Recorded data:
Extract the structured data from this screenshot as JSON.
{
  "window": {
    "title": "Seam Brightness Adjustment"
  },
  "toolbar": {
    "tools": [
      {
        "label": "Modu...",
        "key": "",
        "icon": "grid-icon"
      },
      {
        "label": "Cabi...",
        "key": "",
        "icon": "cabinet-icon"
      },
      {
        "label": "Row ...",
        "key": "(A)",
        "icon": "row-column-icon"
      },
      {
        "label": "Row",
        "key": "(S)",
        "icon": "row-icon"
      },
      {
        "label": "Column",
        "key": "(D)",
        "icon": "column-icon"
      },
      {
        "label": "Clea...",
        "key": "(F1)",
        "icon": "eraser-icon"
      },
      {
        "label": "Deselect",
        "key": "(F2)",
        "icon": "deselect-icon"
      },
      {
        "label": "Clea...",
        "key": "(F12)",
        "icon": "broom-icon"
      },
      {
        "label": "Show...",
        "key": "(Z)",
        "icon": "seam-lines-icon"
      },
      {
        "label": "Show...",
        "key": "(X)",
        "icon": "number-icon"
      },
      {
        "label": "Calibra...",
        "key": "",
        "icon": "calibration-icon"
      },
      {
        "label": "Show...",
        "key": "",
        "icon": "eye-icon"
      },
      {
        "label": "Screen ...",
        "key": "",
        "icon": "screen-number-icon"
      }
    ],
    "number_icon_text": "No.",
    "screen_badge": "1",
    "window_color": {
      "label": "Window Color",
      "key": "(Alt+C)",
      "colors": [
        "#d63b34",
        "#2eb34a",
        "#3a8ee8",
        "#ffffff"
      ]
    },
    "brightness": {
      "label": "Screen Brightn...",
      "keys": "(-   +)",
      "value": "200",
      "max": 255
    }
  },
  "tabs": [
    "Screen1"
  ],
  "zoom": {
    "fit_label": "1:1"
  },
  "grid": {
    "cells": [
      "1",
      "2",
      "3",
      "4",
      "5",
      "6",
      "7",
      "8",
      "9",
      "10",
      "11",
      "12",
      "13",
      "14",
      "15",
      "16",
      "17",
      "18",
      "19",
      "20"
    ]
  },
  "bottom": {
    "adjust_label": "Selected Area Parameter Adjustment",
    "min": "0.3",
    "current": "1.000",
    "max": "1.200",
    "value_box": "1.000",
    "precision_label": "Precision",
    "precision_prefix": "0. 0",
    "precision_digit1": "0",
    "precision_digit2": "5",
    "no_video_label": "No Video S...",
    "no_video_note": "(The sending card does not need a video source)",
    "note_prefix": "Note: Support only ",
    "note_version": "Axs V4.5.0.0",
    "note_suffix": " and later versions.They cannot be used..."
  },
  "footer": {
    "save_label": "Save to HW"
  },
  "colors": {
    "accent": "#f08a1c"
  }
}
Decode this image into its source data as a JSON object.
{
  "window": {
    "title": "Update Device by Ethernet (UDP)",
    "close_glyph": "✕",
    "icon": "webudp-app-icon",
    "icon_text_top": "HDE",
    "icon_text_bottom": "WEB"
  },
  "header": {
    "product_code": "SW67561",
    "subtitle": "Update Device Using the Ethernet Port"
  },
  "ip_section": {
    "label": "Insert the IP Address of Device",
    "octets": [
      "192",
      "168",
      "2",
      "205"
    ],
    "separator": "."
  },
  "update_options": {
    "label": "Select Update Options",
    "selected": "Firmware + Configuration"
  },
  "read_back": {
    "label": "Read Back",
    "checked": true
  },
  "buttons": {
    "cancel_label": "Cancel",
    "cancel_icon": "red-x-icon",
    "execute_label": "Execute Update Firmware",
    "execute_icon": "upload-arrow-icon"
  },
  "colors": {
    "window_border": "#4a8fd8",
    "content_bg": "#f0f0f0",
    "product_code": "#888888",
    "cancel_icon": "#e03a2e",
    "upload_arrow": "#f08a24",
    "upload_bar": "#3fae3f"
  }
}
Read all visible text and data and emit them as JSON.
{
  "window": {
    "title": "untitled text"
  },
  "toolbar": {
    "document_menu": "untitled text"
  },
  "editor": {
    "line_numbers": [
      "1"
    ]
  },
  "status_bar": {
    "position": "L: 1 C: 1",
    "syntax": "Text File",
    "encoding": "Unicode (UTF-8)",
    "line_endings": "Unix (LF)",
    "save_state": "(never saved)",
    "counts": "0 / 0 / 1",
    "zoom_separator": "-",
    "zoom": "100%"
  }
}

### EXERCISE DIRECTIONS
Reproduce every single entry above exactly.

### EXERCISE OUTPUT
Extract the structured data from this screenshot as JSON.
{
  "window": {
    "title": "Seam Brightness Adjustment"
  },
  "toolbar": {
    "tools": [
      {
        "label": "Modu...",
        "key": "",
        "icon": "grid-icon"
      },
      {
        "label": "Cabi...",
        "key": "",
        "icon": "cabinet-icon"
      },
      {
        "label": "Row ...",
        "key": "(A)",
        "icon": "row-column-icon"
      },
      {
        "label": "Row",
        "key": "(S)",
        "icon": "row-icon"
      },
      {
        "label": "Column",
        "key": "(D)",
        "icon": "column-icon"
      },
      {
        "label": "Clea...",
        "key": "(F1)",
        "icon": "eraser-icon"
      },
      {
        "label": "Deselect",
        "key": "(F2)",
        "icon": "deselect-icon"
      },
      {
        "label": "Clea...",
        "key": "(F12)",
        "icon": "broom-icon"
      },
      {
        "label": "Show...",
        "key": "(Z)",
        "icon": "seam-lines-icon"
      },
      {
        "label": "Show...",
        "key": "(X)",
        "icon": "number-icon"
      },
      {
        "label": "Calibra...",
        "key": "",
        "icon": "calibration-icon"
      },
      {
        "label": "Show...",
        "key": "",
        "icon": "eye-icon"
      },
      {
        "label": "Screen ...",
        "key": "",
        "icon": "screen-number-icon"
      }
    ],
    "number_icon_text": "No.",
    "screen_badge": "1",
    "window_color": {
      "label": "Window Color",
      "key": "(Alt+C)",
      "colors": [
        "#d63b34",
        "#2eb34a",
        "#3a8ee8",
        "#ffffff"
      ]
    },
    "brightness": {
      "label": "Screen Brightn...",
      "keys": "(-   +)",
      "value": "200",
      "max": 255
    }
  },
  "tabs": [
    "Screen1"
  ],
  "zoom": {
    "fit_label": "1:1"
  },
  "grid": {
    "cells": [
      "1",
      "2",
      "3",
      "4",
      "5",
      "6",
      "7",
      "8",
      "9",
      "10",
      "11",
      "12",
      "13",
      "14",
      "15",
      "16",
      "17",
      "18",
      "19",
      "20"
    ]
  },
  "bottom": {
    "adjust_label": "Selected Area Parameter Adjustment",
    "min": "0.3",
    "current": "1.000",
    "max": "1.200",
    "value_box": "1.000",
    "precision_label": "Precision",
    "precision_prefix": "0. 0",
    "precision_digit1": "0",
    "precision_digit2": "5",
    "no_video_label": "No Video S...",
    "no_video_note": "(The sending card does not need a video source)",
    "note_prefix": "Note: Support only ",
    "note_version": "Axs V4.5.0.0",
    "note_suffix": " and later versions.They cannot be used..."
  },
  "footer": {
    "save_label": "Save to HW"
  },
  "colors": {
    "accent": "#f08a1c"
  }
}
Decode this image into its source data as a JSON object.
{
  "window": {
    "title": "Update Device by Ethernet (UDP)",
    "close_glyph": "✕",
    "icon": "webudp-app-icon",
    "icon_text_top": "HDE",
    "icon_text_bottom": "WEB"
  },
  "header": {
    "product_code": "SW67561",
    "subtitle": "Update Device Using the Ethernet Port"
  },
  "ip_section": {
    "label": "Insert the IP Address of Device",
    "octets": [
      "192",
      "168",
      "2",
      "205"
    ],
    "separator": "."
  },
  "update_options": {
    "label": "Select Update Options",
    "selected": "Firmware + Configuration"
  },
  "read_back": {
    "label": "Read Back",
    "checked": true
  },
  "buttons": {
    "cancel_label": "Cancel",
    "cancel_icon": "red-x-icon",
    "execute_label": "Execute Update Firmware",
    "execute_icon": "upload-arrow-icon"
  },
  "colors": {
    "window_border": "#4a8fd8",
    "content_bg": "#f0f0f0",
    "product_code": "#888888",
    "cancel_icon": "#e03a2e",
    "upload_arrow": "#f08a24",
    "upload_bar": "#3fae3f"
  }
}
Read all visible text and data and emit them as JSON.
{
  "window": {
    "title": "untitled text"
  },
  "toolbar": {
    "document_menu": "untitled text"
  },
  "editor": {
    "line_numbers": [
      "1"
    ]
  },
  "status_bar": {
    "position": "L: 1 C: 1",
    "syntax": "Text File",
    "encoding": "Unicode (UTF-8)",
    "line_endings": "Unix (LF)",
    "save_state": "(never saved)",
    "counts": "0 / 0 / 1",
    "zoom_separator": "-",
    "zoom": "100%"
  }
}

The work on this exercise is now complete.